There IS another way. There are people making amazing things that use local materials and draw upon traditional techniques and unique cultural aesthetics. Imagine if more of us appreciated and supported such work. Not only would we help to grow an indigenous industry (and perhaps even help to preserve traditional knowledge and to preserve cultures!) but we’d be adding more ‘colour’ and richness to our daily lives.
To me there’s nothing more enjoyable, inspiring and uplifting than being around passionate people. I advocate doing what you love and loving what you do. This informs my work: it is the mission of my company, Asilia, to work with passionate people and help more people turn their dreams and ideas into a reality. It also involves my blog, Afri-love, which showcases various fruits of passion (mostly to do with creative expression, a very apt conduit), shares the challenges involved and aims to inspire more people, in particular Africans (on the continent as well as in the Diaspora) to drop the drudgery and embrace a new attitude and adventure.
Celebrating African creativity
The continent of my birth is so rich with complexity and the myriad forms and styles of creative expression, traditional and contemporary, reflect that well. I’m always discovering new gems, provocative ideas and exemplary artists, designers, innovators, entrepreneurs and initiatives.

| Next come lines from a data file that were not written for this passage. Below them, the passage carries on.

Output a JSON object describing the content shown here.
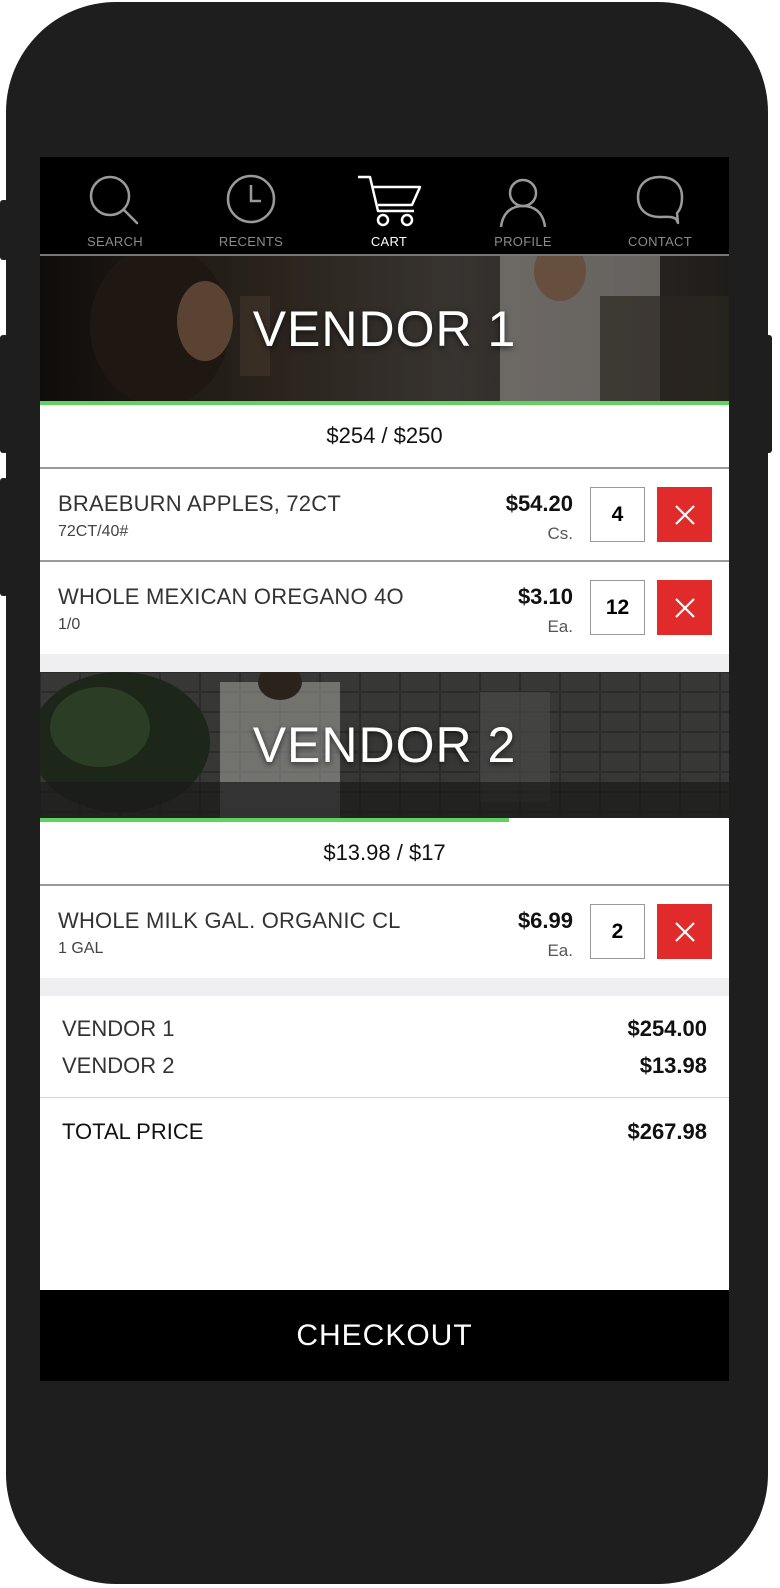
{
  "nav": {
    "items": [
      {
        "label": "SEARCH",
        "icon": "search-icon",
        "active": false
      },
      {
        "label": "RECENTS",
        "icon": "clock-icon",
        "active": false
      },
      {
        "label": "CART",
        "icon": "cart-icon",
        "active": true
      },
      {
        "label": "PROFILE",
        "icon": "user-icon",
        "active": false
      },
      {
        "label": "CONTACT",
        "icon": "chat-bubble-icon",
        "active": false
      }
    ]
  },
  "vendors": [
    {
      "title": "VENDOR 1",
      "subtotal": "$254 / $250",
      "progress_fraction": 1.0,
      "items": [
        {
          "name": "BRAEBURN APPLES, 72CT",
          "pack": "72CT/40#",
          "price": "$54.20",
          "unit": "Cs.",
          "qty": "4"
        },
        {
          "name": "WHOLE MEXICAN OREGANO 4O",
          "pack": "1/0",
          "price": "$3.10",
          "unit": "Ea.",
          "qty": "12"
        }
      ]
    },
    {
      "title": "VENDOR 2",
      "subtotal": "$13.98 / $17",
      "progress_fraction": 0.68,
      "items": [
        {
          "name": "WHOLE MILK GAL. ORGANIC CL",
          "pack": "1 GAL",
          "price": "$6.99",
          "unit": "Ea.",
          "qty": "2"
        }
      ]
    }
  ],
  "summary": {
    "lines": [
      {
        "label": "VENDOR 1",
        "value": "$254.00"
      },
      {
        "label": "VENDOR 2",
        "value": "$13.98"
      }
    ],
    "total_label": "TOTAL PRICE",
    "total_value": "$267.98"
  },
  "checkout_label": "CHECKOUT",
  "colors": {
    "accent_progress": "#5fd35f",
    "remove_button": "#e12b2b",
    "navbar_bg": "#000000"
  }
}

All these finds help to encourage me in my work and ambitions, as well as excite me about the burgeoning African and Diaspora creative industry. The days of creative professions being seen as non-viable are quickly disappearing and not only does this mean happier people but also, diversification of our markets which means wealth can be spread to a larger group of people.
With Afri-love I share what I discover with the hope that it will have the same or at least some effect on those who I reach.
I think it’s fascinating how people around the world, throughout time, take the time to decorate their bodies, whether this ‘ritual’ of adornment involves body painting and tatooing or wearing jewellery and other accessories. I am inspired by the shapes, colours, textures and ingenuity involved.
The fact that people spend so much time on creating and/or putting on these adornments and how it’s often done with such love, care and attention to intricate detail is one of the wonders of humanity to me! There is something very noble and intrinsically beautiful about it – whether gazing upon a punk or a maasai.